Records shown:
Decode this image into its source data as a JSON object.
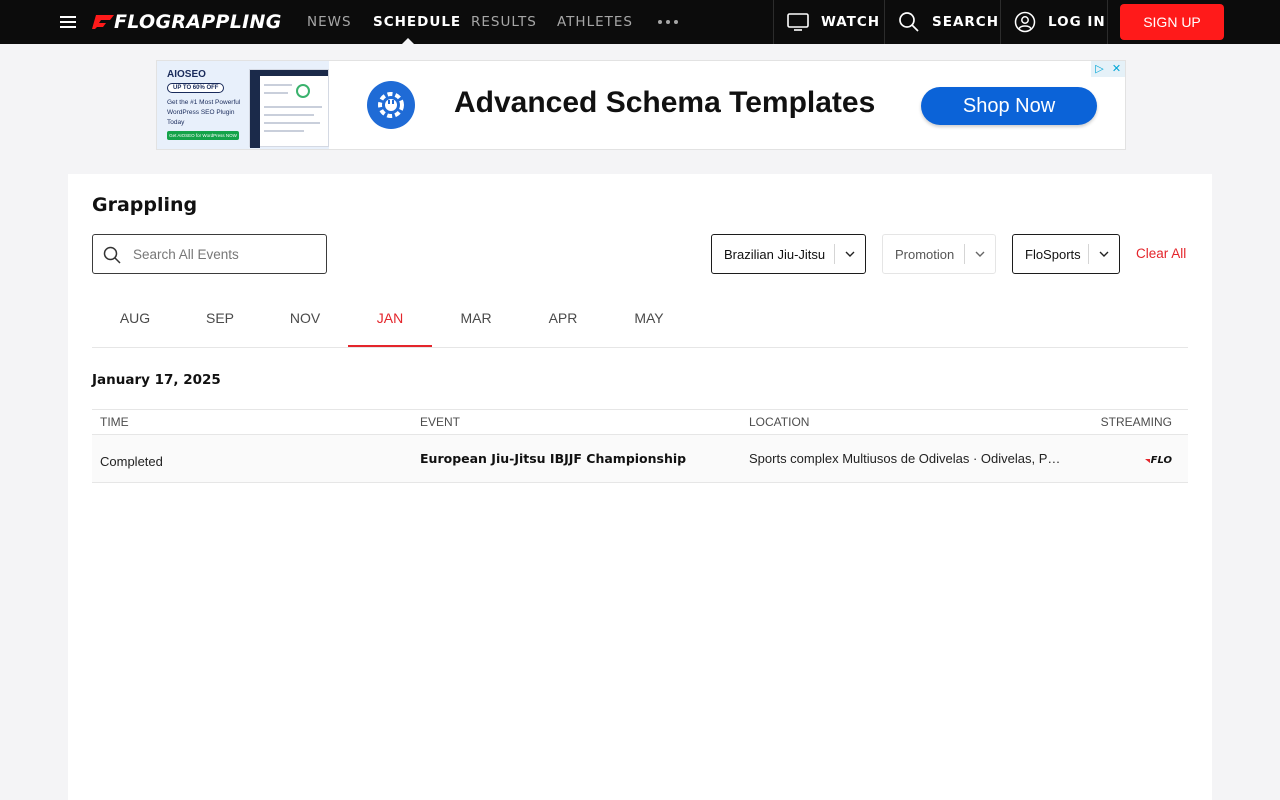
{
  "nav": {
    "logo": "FLOGRAPPLING",
    "links": [
      {
        "label": "NEWS",
        "active": false
      },
      {
        "label": "SCHEDULE",
        "active": true
      },
      {
        "label": "RESULTS",
        "active": false
      },
      {
        "label": "ATHLETES",
        "active": false
      }
    ],
    "watch_label": "WATCH",
    "search_label": "SEARCH",
    "login_label": "LOG IN",
    "signup_label": "SIGN UP"
  },
  "ad": {
    "thumb_brand": "AIOSEO",
    "thumb_offer": "UP TO 60% OFF",
    "thumb_copy": "Get the #1 Most Powerful WordPress SEO Plugin Today",
    "thumb_cta": "Get AIOSEO for WordPress NOW",
    "headline": "Advanced Schema Templates",
    "cta": "Shop Now"
  },
  "page": {
    "title": "Grappling",
    "search_placeholder": "Search All Events",
    "filters": {
      "sport": "Brazilian Jiu-Jitsu",
      "promotion": "Promotion",
      "platform": "FloSports"
    },
    "clear_all": "Clear All",
    "months": [
      "AUG",
      "SEP",
      "NOV",
      "JAN",
      "MAR",
      "APR",
      "MAY"
    ],
    "active_month": "JAN",
    "date_heading": "January 17, 2025",
    "table": {
      "headers": {
        "time": "TIME",
        "event": "EVENT",
        "location": "LOCATION",
        "streaming": "STREAMING"
      },
      "rows": [
        {
          "time": "Completed",
          "event": "European Jiu-Jitsu IBJJF Championship",
          "location": "Sports complex Multiusos de Odivelas · Odivelas, Portugal",
          "streaming": "FLO"
        }
      ]
    }
  },
  "colors": {
    "accent": "#e4252b",
    "signup": "#ff1a1a",
    "nav_bg": "#0c0c0c",
    "page_bg": "#f4f4f6"
  }
}
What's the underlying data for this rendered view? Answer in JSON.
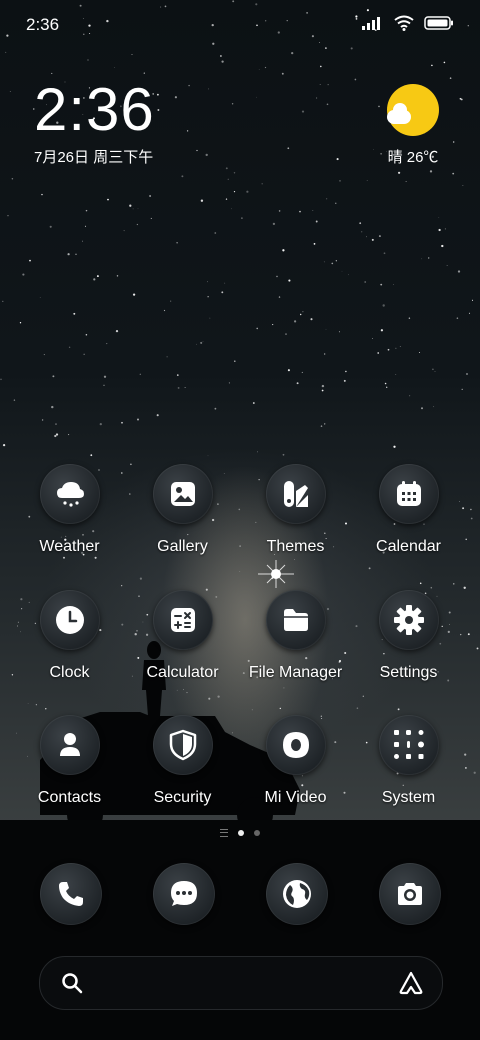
{
  "status_bar": {
    "time": "2:36",
    "icons": [
      "signal-icon",
      "wifi-icon",
      "battery-icon"
    ]
  },
  "clock_widget": {
    "time": "2:36",
    "date": "7月26日 周三下午"
  },
  "weather_widget": {
    "icon": "sun-cloud-icon",
    "text": "晴 26℃"
  },
  "apps": [
    {
      "label": "Weather",
      "icon": "weather-icon"
    },
    {
      "label": "Gallery",
      "icon": "gallery-icon"
    },
    {
      "label": "Themes",
      "icon": "themes-icon"
    },
    {
      "label": "Calendar",
      "icon": "calendar-icon"
    },
    {
      "label": "Clock",
      "icon": "clock-icon"
    },
    {
      "label": "Calculator",
      "icon": "calculator-icon"
    },
    {
      "label": "File Manager",
      "icon": "folder-icon"
    },
    {
      "label": "Settings",
      "icon": "gear-icon"
    },
    {
      "label": "Contacts",
      "icon": "person-icon"
    },
    {
      "label": "Security",
      "icon": "shield-icon"
    },
    {
      "label": "Mi Video",
      "icon": "video-icon"
    },
    {
      "label": "System",
      "icon": "folder-grid-icon"
    }
  ],
  "page_indicator": {
    "pages": 2,
    "active": 1
  },
  "dock": [
    {
      "icon": "phone-icon"
    },
    {
      "icon": "message-icon"
    },
    {
      "icon": "browser-icon"
    },
    {
      "icon": "camera-icon"
    }
  ],
  "search_bar": {
    "icons": [
      "search-icon",
      "assistant-icon"
    ]
  },
  "colors": {
    "sun": "#f7c914",
    "icon_bg": "#2a2f33",
    "background": "#06080a"
  }
}
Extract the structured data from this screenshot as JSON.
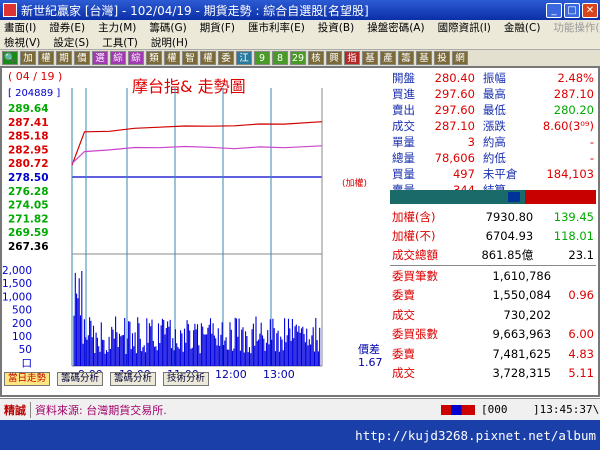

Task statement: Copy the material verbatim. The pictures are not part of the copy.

Output:
Decode this image into its source data as a JSON object.
{
  "nav": {
    "logo": "FLOGRAPPLING",
    "links": [
      {
        "label": "NEWS",
        "active": false
      },
      {
        "label": "SCHEDULE",
        "active": true
      },
      {
        "label": "RESULTS",
        "active": false
      },
      {
        "label": "ATHLETES",
        "active": false
      }
    ],
    "watch_label": "WATCH",
    "search_label": "SEARCH",
    "login_label": "LOG IN",
    "signup_label": "SIGN UP"
  },
  "ad": {
    "thumb_brand": "AIOSEO",
    "thumb_offer": "UP TO 60% OFF",
    "thumb_copy": "Get the #1 Most Powerful WordPress SEO Plugin Today",
    "thumb_cta": "Get AIOSEO for WordPress NOW",
    "headline": "Advanced Schema Templates",
    "cta": "Shop Now"
  },
  "page": {
    "title": "Grappling",
    "search_placeholder": "Search All Events",
    "filters": {
      "sport": "Brazilian Jiu-Jitsu",
      "promotion": "Promotion",
      "platform": "FloSports"
    },
    "clear_all": "Clear All",
    "months": [
      "AUG",
      "SEP",
      "NOV",
      "JAN",
      "MAR",
      "APR",
      "MAY"
    ],
    "active_month": "JAN",
    "date_heading": "January 17, 2025",
    "table": {
      "headers": {
        "time": "TIME",
        "event": "EVENT",
        "location": "LOCATION",
        "streaming": "STREAMING"
      },
      "rows": [
        {
          "time": "Completed",
          "event": "European Jiu-Jitsu IBJJF Championship",
          "location": "Sports complex Multiusos de Odivelas · Odivelas, Portugal",
          "streaming": "FLO"
        }
      ]
    }
  },
  "colors": {
    "accent": "#e4252b",
    "signup": "#ff1a1a",
    "nav_bg": "#0c0c0c",
    "page_bg": "#f4f4f6"
  }
}
What's the underlying data for this rendered view? Answer in JSON.
{
  "status_bar": {
    "time": "2:36",
    "icons": [
      "signal-icon",
      "wifi-icon",
      "battery-icon"
    ]
  },
  "clock_widget": {
    "time": "2:36",
    "date": "7月26日 周三下午"
  },
  "weather_widget": {
    "icon": "sun-cloud-icon",
    "text": "晴 26℃"
  },
  "apps": [
    {
      "label": "Weather",
      "icon": "weather-icon"
    },
    {
      "label": "Gallery",
      "icon": "gallery-icon"
    },
    {
      "label": "Themes",
      "icon": "themes-icon"
    },
    {
      "label": "Calendar",
      "icon": "calendar-icon"
    },
    {
      "label": "Clock",
      "icon": "clock-icon"
    },
    {
      "label": "Calculator",
      "icon": "calculator-icon"
    },
    {
      "label": "File Manager",
      "icon": "folder-icon"
    },
    {
      "label": "Settings",
      "icon": "gear-icon"
    },
    {
      "label": "Contacts",
      "icon": "person-icon"
    },
    {
      "label": "Security",
      "icon": "shield-icon"
    },
    {
      "label": "Mi Video",
      "icon": "video-icon"
    },
    {
      "label": "System",
      "icon": "folder-grid-icon"
    }
  ],
  "page_indicator": {
    "pages": 2,
    "active": 1
  },
  "dock": [
    {
      "icon": "phone-icon"
    },
    {
      "icon": "message-icon"
    },
    {
      "icon": "browser-icon"
    },
    {
      "icon": "camera-icon"
    }
  ],
  "search_bar": {
    "icons": [
      "search-icon",
      "assistant-icon"
    ]
  },
  "colors": {
    "sun": "#f7c914",
    "icon_bg": "#2a2f33",
    "background": "#06080a"
  }
}
Extract the structured data from this screenshot as JSON.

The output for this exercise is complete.